(I think it would be useful to include frustration in our definition of sickness–that first feeling of “something isn’t right, I don’t like the way this is going, I’m not okay” should be a signal we respect since this feeling–I’m not alright–is what leads to so much suffering and violence (and buying). When I begin to feel that something is not right and I start to feel threatened, I should be able to say, “I am sick.” My mind is not at ease. My mind is dis-eased. It would sure be nice if we could respect this condition enough not to try to make it go away with drugs and distractions. It would be nice if we could all just sit down and say, “Why the hell do I feel like this?” and really, lovingly, look and see how our minds are doing.)

For the most part I have no control over the process that unfolds once one of my senses feels something. But what I can control in this process–this is what pertains to violence and the end of violence.

What I can choose is my reaction. I can learn to choose whether I resist or whether I go after more of what I feel. (I can learn this by just noticing my reactions–how they really feel and what they really lead to.) I can learn to choose whether I cut someone off in order to get the green light. I can learn to choose whether I push someone out of my way in order to get more of my way. I can learn to choose whether, when I notice that I’m feeling something I really don’t want to feel, I pull back into my inner dungeon, the place where I have stacked all sorts of mental distractions, loops of looped ideas, reruns of indulgences, images of past satisfactions, which dull my senses somewhat, and make me feel–not really okay, but as if I can control what I am feeling.

My dark little ineffectual command center of non-feeling. From there, from within its dullness, from where I resist what I can’t control, comes violence.

Violence also comes from wanting more of a feeling. Something tastes really good so I make little arrangements to have more of it, as much as I want, whenever I want it. People become instruments in my arrangements–they help me get more of what I want or they hinder my getting, so I have to arrange to make them go away. This maybe sounds simplistic, but try noticing what your mind is like when it’s gripped by wanting–notice whether it’s as simple as this.

Notice how simple it can get.

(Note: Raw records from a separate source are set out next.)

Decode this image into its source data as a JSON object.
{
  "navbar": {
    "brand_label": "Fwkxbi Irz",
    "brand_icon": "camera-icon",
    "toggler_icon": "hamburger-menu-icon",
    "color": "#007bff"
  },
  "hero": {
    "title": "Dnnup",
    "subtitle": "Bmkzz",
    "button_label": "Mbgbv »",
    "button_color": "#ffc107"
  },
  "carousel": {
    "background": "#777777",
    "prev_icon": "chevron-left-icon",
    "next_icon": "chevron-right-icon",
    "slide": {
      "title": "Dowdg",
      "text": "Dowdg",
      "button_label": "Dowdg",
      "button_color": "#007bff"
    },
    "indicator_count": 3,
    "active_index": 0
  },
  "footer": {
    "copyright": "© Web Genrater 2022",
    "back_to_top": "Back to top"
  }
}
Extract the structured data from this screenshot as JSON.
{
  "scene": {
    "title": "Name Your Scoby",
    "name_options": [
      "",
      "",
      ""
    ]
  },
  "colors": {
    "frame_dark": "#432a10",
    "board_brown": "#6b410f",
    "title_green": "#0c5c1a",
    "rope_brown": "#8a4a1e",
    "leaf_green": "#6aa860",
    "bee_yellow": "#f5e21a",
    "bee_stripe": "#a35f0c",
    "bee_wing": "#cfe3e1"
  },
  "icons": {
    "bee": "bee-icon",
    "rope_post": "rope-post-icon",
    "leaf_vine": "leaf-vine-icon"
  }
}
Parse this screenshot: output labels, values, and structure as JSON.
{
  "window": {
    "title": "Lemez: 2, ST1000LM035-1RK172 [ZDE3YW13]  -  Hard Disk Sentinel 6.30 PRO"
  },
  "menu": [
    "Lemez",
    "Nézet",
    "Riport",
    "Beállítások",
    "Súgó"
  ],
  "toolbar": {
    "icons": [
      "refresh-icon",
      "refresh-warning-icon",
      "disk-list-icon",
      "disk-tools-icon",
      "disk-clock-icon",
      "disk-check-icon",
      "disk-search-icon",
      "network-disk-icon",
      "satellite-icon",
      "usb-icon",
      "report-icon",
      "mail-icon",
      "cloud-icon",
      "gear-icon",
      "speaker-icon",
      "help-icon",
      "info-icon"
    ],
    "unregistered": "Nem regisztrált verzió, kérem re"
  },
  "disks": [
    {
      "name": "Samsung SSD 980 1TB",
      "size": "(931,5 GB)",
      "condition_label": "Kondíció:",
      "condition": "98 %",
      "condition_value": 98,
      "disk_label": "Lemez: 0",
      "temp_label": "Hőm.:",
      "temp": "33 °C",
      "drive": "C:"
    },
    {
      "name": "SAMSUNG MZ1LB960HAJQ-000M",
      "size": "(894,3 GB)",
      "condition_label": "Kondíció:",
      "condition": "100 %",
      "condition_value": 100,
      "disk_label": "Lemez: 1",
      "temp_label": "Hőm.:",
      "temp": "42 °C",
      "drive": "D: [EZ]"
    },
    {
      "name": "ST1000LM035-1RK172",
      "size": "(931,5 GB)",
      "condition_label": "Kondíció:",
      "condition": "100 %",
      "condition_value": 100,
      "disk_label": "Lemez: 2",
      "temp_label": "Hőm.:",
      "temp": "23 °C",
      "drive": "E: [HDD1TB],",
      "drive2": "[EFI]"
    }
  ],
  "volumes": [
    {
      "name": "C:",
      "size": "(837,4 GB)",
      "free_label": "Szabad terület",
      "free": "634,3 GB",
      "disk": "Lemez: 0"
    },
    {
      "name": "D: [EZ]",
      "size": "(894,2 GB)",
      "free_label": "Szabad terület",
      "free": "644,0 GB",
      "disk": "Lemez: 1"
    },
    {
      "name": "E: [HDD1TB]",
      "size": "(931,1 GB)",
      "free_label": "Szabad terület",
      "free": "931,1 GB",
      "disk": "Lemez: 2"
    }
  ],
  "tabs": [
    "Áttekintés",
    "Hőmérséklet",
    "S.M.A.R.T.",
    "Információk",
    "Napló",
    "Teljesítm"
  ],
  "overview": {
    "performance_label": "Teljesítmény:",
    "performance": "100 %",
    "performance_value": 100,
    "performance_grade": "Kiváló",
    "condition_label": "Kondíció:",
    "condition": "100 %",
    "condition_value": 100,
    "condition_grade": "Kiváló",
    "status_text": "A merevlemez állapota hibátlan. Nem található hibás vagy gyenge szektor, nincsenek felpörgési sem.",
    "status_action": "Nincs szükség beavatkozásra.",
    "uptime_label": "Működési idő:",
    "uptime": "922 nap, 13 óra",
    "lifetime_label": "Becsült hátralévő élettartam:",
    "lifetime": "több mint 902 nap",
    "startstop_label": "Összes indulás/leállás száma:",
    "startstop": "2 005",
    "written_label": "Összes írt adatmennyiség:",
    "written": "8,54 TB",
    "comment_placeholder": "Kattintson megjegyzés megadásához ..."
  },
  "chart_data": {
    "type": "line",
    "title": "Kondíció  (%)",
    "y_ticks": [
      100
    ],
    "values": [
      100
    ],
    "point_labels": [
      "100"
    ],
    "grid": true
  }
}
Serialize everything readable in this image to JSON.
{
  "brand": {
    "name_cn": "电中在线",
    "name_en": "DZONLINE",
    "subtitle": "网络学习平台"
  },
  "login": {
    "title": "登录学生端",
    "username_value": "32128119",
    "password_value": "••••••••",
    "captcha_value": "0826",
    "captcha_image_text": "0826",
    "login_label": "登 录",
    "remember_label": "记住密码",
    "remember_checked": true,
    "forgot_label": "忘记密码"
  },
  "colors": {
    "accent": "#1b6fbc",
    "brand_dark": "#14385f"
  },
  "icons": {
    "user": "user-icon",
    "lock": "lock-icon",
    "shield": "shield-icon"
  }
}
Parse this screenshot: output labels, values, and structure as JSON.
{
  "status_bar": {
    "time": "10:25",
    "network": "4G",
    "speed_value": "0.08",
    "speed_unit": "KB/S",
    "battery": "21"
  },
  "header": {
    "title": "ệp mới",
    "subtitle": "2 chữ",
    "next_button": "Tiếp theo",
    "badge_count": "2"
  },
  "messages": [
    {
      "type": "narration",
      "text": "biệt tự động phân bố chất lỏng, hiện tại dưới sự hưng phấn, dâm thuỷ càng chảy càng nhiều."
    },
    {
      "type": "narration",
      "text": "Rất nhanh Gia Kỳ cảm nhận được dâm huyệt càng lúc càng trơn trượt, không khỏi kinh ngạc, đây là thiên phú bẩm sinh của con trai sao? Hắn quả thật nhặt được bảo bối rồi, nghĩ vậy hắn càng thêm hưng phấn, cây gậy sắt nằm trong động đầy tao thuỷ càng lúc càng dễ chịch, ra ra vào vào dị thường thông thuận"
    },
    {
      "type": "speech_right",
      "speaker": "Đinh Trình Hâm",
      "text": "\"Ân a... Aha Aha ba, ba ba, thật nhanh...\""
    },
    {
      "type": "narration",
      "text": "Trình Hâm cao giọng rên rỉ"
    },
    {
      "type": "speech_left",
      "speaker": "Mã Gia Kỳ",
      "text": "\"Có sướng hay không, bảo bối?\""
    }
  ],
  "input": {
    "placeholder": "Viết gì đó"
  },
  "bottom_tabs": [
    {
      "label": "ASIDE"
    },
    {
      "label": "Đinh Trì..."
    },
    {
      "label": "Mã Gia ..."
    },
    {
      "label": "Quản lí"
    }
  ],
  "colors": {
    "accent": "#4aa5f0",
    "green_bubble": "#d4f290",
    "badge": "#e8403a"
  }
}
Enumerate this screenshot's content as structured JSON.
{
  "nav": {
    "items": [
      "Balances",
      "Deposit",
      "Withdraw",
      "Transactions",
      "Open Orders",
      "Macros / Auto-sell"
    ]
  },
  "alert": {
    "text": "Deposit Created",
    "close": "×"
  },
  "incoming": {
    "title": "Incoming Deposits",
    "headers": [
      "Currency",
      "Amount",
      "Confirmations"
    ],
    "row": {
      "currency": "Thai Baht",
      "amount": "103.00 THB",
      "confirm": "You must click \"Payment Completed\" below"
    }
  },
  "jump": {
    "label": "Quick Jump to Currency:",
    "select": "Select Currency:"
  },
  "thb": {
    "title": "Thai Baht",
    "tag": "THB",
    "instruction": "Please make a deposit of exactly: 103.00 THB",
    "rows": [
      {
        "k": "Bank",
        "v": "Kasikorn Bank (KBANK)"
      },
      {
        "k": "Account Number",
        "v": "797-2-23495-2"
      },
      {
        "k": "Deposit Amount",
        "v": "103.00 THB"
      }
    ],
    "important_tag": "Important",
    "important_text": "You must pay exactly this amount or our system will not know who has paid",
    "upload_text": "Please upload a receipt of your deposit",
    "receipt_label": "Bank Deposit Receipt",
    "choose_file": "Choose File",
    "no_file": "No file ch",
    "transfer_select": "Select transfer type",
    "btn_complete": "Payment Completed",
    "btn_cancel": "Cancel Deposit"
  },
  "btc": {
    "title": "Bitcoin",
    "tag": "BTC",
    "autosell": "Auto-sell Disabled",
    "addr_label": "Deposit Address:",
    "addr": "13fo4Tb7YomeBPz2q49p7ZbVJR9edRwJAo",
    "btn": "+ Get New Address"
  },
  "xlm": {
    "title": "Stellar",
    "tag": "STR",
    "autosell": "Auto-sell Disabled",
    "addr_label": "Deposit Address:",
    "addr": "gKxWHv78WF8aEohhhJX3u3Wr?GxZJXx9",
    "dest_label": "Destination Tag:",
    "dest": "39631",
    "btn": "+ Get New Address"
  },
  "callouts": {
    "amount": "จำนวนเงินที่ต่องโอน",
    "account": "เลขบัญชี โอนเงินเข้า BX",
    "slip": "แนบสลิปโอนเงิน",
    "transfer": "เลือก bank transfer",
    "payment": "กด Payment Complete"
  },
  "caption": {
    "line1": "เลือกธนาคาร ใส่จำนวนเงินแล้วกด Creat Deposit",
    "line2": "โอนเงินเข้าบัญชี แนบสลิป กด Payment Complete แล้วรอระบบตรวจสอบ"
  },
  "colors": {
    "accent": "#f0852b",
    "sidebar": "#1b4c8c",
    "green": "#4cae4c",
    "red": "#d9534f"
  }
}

We are all capable of this.

What takes some effort, at least for me, is being able to feel compassion for my own discomfort without hiding from it. Without trying to slide, via little mental dance moves, toward my inner dungeon. Or outwardly taking action to end whatever it is I believe is causing me to feel what I don’t want to feel.

(When really my mind is the only cause of my comfort and my discomfort.)

To abide in loneliness, sadness, physical pain, anger, resentment, frustration, with just as much ease and loving grace as I abide in happiness, ecstasy, comfort, love–I think love is the most difficult work of life and the most necessary.